_WHAT YOU ARE ASKED TO DO:_ Report every line below that has the string "this" in it.

_THE INPUT:_
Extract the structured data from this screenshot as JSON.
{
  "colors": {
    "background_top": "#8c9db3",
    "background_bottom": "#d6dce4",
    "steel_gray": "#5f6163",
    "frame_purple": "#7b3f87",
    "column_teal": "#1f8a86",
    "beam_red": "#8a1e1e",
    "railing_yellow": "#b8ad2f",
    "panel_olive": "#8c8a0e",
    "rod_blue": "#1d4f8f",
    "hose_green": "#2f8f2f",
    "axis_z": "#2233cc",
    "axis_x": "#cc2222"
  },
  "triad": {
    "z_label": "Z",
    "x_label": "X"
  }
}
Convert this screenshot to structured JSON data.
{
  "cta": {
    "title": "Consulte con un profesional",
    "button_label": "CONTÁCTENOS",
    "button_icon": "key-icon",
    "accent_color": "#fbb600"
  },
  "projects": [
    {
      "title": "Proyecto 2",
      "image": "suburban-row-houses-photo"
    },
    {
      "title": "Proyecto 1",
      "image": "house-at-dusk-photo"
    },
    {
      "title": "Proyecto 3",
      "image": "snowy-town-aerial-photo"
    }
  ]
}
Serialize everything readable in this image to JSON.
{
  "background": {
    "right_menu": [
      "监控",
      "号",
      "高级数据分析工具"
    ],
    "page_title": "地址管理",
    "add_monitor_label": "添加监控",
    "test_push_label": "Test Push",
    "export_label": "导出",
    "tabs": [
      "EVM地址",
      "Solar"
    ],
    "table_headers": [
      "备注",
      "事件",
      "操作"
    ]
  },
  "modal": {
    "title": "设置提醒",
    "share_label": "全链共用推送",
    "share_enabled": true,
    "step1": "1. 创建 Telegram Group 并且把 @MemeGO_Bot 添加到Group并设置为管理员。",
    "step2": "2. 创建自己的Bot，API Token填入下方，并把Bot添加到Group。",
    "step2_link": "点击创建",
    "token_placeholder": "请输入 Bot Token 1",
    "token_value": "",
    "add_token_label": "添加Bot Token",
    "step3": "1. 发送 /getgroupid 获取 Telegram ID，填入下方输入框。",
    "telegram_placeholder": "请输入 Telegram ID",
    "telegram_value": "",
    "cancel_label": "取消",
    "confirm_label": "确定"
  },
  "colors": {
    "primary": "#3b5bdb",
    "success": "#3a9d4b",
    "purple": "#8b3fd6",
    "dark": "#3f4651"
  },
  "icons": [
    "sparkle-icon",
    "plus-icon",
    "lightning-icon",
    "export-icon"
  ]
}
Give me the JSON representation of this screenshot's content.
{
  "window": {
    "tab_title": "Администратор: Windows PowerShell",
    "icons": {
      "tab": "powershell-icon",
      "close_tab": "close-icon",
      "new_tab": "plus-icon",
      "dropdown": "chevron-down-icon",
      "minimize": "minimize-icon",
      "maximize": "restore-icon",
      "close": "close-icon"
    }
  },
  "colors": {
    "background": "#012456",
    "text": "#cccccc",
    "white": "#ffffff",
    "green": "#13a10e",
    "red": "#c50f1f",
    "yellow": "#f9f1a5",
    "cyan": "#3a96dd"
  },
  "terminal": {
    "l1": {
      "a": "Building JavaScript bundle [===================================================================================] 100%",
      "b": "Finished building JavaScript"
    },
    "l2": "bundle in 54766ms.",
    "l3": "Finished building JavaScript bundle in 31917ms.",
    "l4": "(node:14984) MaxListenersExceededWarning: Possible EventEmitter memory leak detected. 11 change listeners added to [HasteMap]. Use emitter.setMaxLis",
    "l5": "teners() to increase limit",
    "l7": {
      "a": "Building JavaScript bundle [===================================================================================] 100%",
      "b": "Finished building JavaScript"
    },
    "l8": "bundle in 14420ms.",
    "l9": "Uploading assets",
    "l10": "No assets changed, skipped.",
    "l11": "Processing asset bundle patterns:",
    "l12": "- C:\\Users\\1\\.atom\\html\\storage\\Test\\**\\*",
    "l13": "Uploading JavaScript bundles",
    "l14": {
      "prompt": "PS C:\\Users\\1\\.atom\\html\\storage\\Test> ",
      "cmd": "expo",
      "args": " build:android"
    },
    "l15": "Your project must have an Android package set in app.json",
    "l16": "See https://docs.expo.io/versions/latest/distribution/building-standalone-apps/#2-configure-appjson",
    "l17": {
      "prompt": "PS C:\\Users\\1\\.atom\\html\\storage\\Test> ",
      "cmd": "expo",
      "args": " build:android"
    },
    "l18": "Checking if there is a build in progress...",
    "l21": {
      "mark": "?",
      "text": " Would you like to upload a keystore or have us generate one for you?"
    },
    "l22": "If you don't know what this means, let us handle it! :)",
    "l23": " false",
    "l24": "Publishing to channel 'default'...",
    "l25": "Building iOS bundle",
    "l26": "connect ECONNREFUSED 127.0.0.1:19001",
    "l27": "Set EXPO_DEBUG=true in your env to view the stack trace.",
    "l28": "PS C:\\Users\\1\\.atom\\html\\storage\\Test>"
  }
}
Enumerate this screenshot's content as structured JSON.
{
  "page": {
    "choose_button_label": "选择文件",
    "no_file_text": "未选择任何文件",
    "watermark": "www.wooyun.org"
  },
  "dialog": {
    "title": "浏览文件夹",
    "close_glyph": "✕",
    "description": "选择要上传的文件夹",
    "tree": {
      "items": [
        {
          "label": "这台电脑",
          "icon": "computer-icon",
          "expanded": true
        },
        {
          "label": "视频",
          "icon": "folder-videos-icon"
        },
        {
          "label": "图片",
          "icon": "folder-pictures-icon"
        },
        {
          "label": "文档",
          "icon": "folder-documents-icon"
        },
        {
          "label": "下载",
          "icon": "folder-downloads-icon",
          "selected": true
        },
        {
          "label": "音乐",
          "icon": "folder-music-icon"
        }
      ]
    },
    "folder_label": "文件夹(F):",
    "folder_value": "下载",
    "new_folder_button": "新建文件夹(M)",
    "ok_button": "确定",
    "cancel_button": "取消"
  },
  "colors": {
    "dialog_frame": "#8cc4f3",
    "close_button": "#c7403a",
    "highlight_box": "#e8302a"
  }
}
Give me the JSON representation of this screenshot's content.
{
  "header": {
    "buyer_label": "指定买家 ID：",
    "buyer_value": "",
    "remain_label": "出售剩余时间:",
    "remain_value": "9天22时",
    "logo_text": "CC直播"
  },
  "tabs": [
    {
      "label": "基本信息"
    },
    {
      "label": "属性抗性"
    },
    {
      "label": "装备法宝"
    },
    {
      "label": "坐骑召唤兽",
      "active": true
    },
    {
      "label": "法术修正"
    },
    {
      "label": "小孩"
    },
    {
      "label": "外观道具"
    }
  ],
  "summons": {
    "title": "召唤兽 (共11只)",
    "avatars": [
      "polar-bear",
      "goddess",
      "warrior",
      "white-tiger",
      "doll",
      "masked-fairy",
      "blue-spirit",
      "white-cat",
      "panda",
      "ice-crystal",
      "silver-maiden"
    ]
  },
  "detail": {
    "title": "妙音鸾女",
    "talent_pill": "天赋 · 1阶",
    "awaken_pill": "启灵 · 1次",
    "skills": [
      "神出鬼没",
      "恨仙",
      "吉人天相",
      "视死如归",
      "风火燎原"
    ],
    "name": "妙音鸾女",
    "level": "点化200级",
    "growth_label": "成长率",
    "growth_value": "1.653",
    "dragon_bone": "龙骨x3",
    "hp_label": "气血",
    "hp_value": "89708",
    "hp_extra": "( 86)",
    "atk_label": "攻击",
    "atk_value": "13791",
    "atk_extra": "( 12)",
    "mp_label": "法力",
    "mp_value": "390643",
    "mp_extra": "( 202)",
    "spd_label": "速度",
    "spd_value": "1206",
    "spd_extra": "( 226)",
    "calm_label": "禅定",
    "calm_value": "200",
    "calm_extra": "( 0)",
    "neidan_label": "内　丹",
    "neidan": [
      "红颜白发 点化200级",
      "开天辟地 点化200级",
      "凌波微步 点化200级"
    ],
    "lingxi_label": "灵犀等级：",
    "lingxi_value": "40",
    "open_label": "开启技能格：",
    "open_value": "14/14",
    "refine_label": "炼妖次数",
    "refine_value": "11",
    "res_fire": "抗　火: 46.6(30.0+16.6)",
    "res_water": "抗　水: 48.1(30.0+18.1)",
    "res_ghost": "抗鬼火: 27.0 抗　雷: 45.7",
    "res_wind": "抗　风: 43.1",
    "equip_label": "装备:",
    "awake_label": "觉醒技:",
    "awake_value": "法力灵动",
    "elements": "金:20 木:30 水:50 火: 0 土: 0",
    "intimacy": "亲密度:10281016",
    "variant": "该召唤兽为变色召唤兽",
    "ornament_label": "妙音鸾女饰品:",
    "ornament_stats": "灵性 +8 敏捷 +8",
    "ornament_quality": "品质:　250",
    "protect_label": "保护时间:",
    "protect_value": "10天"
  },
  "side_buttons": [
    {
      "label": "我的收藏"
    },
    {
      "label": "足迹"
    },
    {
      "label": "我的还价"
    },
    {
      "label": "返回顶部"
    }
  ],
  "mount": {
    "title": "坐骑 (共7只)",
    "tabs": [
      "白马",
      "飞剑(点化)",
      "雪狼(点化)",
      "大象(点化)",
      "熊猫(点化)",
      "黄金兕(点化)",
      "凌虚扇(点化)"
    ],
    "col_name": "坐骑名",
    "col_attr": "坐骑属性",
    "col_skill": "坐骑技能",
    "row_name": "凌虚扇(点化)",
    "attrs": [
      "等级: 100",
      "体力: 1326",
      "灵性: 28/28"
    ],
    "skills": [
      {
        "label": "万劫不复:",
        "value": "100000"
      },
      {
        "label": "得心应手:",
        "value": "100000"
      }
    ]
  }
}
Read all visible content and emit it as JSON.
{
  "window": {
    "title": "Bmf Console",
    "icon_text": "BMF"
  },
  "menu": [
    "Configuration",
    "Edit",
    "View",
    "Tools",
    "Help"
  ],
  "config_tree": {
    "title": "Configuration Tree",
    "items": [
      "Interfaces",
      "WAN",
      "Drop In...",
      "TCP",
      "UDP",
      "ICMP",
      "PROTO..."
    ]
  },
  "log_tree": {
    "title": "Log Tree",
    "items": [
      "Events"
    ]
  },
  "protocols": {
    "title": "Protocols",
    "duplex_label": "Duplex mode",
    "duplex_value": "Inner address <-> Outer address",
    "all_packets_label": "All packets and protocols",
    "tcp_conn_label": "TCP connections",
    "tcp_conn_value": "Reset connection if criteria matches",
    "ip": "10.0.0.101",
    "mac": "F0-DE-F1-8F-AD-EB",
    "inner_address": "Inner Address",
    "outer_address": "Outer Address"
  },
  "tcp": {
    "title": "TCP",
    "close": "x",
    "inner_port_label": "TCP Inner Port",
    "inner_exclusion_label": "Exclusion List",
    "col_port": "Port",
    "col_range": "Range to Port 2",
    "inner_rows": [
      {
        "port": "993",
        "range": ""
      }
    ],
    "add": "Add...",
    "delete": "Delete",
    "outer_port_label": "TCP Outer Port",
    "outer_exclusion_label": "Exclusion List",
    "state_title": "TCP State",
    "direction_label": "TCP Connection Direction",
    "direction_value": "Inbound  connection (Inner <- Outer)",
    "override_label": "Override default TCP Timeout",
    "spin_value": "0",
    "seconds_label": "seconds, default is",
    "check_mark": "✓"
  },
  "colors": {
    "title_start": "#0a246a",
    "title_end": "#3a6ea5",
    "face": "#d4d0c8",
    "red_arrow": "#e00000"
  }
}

_RESPONSE:_
Extract the structured data from this screenshot as JSON.
Convert this screenshot to structured JSON data.
Serialize everything readable in this image to JSON.
Give me the JSON representation of this screenshot's content.
    "l22": "If you don't know what this means, let us handle it! :)",
Enumerate this screenshot's content as structured JSON.
Give me the JSON representation of this screenshot's content.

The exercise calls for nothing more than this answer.